Watford won a free kick in a dangerous position when Hughes was brought down on the edge of the box.  Pereyra took the free kick, which hit the wall prompting him to shout for a penalty.  I had already moved on when the scoreboard informed us that VAR was checking for the penalty, and then confirmed that it was not a penalty.  It all seemed rather pointless.  If a penalty is awarded, I want to see the referee pointing to the spot and, if not, waving it away, the series of statements on the big screen just irritated me.  Brighton made a double substitution on 64 minutes with Andone and Maupay replacing Locadia and Murray.  The visitors got a second goal almost immediately as Holebas failed to stop a cross from Groß allowing Andone to score with his first touch of the game.  At this point, the Brighton fans started a chant of “We’re gonna win the league.”  Watford tried to reduce the deficit with a deep cross that was met by the head of Dawson, but Ryan was equal to it.  Gracia made another substitution as Success replaced Gray, again this seemed like an odd change as the problem was not the finishing but the creation of chances.  Sure enough, it was the visitors who got a third as a through ball was played to Maupay who rounded Foster to score on his debut.  At this point there were loud boos from the Watford fans and the ground started to empty.  Success was almost gifted a chance to get one back through a terrible back pass from Dunk, but Ryan was first to the ball.  There was one last chance to spare our blushes as Pereyra was tripped on the edge of the box and Dunk received the first booking of the game.  Pereyra’s free kick rebounded off the wall, the follow-up reached Dawson but, again, the shot was blocked on the line.  When 4 minutes of added time was announced, there were loud boos from the Watford fans.  The only action during added time was the appearance of Bernardo in place of March for the visitors.

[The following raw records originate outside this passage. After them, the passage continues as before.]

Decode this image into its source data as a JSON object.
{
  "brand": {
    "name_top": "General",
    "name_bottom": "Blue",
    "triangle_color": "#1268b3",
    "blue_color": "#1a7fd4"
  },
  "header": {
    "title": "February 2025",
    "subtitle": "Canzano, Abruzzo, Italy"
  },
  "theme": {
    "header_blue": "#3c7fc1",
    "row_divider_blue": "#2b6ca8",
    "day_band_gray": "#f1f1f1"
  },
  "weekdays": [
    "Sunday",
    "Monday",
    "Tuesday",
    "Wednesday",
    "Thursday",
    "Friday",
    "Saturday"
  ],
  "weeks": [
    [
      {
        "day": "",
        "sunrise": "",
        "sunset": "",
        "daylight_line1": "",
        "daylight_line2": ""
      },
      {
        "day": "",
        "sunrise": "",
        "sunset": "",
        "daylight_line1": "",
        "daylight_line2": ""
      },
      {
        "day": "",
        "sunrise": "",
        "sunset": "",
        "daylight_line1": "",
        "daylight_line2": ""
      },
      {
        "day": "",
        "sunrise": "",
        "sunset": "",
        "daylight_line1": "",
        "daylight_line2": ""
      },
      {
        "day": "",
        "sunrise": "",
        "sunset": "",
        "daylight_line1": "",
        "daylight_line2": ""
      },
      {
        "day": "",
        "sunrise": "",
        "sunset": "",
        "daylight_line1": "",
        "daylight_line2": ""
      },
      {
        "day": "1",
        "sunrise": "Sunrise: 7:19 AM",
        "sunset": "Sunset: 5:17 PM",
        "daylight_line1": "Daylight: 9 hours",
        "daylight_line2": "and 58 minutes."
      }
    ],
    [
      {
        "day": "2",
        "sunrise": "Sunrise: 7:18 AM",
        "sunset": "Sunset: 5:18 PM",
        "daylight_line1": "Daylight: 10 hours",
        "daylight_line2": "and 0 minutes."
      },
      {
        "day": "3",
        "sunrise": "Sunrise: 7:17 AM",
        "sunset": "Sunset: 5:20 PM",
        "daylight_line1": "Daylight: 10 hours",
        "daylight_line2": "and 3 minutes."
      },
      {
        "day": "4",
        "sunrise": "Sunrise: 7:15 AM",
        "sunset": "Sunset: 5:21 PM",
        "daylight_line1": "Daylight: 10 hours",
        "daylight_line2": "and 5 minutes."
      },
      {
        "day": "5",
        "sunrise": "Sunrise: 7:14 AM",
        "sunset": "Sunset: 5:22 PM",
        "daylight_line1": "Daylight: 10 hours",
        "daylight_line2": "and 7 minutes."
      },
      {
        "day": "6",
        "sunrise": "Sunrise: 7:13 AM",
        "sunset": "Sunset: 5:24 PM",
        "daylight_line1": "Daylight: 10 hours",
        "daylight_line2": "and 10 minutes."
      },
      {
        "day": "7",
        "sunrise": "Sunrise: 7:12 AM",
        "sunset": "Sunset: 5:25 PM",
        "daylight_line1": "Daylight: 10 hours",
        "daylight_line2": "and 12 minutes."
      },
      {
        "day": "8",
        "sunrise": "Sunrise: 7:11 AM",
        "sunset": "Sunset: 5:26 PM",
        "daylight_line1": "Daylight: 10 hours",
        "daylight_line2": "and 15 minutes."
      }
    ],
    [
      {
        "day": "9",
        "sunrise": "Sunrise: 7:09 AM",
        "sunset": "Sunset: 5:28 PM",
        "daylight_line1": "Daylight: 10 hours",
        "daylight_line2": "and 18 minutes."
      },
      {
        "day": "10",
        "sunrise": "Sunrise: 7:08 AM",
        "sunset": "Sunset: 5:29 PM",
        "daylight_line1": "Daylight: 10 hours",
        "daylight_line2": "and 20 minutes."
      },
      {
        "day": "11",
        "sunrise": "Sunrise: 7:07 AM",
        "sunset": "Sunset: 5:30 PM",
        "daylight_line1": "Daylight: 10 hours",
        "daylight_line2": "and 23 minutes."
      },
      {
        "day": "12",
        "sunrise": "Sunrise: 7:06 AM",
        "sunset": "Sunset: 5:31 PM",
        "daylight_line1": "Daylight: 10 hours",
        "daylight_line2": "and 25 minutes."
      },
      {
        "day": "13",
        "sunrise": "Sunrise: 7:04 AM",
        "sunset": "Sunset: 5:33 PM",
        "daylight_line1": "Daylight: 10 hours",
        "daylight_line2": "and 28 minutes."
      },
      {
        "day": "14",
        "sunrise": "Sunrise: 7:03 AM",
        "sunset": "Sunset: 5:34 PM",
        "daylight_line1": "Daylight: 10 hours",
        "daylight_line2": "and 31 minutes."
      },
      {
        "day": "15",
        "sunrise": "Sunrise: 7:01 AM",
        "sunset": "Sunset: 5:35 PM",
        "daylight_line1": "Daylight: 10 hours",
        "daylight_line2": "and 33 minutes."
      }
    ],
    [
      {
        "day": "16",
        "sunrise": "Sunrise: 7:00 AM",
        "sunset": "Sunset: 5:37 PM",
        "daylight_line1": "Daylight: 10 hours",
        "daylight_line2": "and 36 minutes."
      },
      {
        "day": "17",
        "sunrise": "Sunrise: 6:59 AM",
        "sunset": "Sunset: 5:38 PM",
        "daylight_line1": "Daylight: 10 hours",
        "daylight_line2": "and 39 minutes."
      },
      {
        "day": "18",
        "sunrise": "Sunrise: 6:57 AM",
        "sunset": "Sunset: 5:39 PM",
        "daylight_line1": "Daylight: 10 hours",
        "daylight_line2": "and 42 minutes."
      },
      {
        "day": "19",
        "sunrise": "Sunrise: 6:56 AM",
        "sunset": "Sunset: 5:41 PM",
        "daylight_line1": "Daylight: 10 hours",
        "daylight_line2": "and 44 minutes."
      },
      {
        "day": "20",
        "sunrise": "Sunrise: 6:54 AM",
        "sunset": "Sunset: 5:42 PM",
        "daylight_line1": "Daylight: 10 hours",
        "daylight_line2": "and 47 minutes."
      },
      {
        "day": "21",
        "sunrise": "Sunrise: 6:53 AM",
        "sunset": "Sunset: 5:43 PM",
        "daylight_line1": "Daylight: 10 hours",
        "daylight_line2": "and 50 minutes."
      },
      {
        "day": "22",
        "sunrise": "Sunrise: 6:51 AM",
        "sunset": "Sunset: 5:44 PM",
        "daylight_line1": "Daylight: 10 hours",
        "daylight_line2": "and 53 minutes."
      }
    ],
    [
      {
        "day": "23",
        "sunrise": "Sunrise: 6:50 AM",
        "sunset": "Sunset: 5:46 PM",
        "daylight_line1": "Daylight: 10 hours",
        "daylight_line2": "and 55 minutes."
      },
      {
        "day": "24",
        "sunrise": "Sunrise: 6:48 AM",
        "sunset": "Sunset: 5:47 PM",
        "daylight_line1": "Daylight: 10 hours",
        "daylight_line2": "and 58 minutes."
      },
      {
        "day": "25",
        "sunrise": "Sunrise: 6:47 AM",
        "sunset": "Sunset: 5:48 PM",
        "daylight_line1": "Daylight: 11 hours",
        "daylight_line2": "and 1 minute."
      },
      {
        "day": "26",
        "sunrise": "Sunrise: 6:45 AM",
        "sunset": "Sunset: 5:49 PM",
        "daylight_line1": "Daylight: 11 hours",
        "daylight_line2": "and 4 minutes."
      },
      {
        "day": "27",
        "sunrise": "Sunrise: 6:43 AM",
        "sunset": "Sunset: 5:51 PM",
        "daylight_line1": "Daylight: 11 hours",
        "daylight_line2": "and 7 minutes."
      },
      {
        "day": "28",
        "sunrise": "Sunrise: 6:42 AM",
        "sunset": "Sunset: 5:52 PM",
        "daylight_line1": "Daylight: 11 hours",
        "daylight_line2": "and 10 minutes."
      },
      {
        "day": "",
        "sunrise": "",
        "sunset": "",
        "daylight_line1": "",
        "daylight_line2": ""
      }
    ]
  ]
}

Pereyra and Capoue prepare for a free kick

The final whistle went to boos from the Watford faithful and, while the Brighton players spent some time celebrating with their fans, the Watford players disappeared pretty quickly.  But, fair play to Deeney, he did his usual lap of the pitch to applaud the fans in each stand and, despite the anger and disappointment in the crowd, he was warmly applauded for it.

The crowd back at the West Herts were subdued.  It had been a very disappointing performance with nothing to redeem it.  Hughton-era Brighton were difficult to play against as they defended resolutely, and that hasn’t changed under the new manager.  They gave the Watford players no space in which to play and this team has always struggled against teams who close them down.  The midfield was smothered and any promising passages of play finished with passes going astray.  But Potter has added some attacking prowess, so Brighton look to be a much better team than they were last season and we were all taken a little by surprise.  The main disappointment, though, was the fact that we have so much talent in the team but were given a completely lacklustre performance.  I was also disappointed in the substitutions.  Given how the midfield was struggling, it seemed pointless to replace Deulofeu with Pereyra, I thought that Cleverley would have been a better bet as he could offer something different.  Also, given that Gray has been on fire in pre-season, it seemed unlikely that Success would be a better bet up front.  Anyway, with a visit to Everton next week (we never win there), I am trying to convince myself that we can’t possibly be that bad two weeks in a row.  But, if we are, at least Everton is a cracking day out.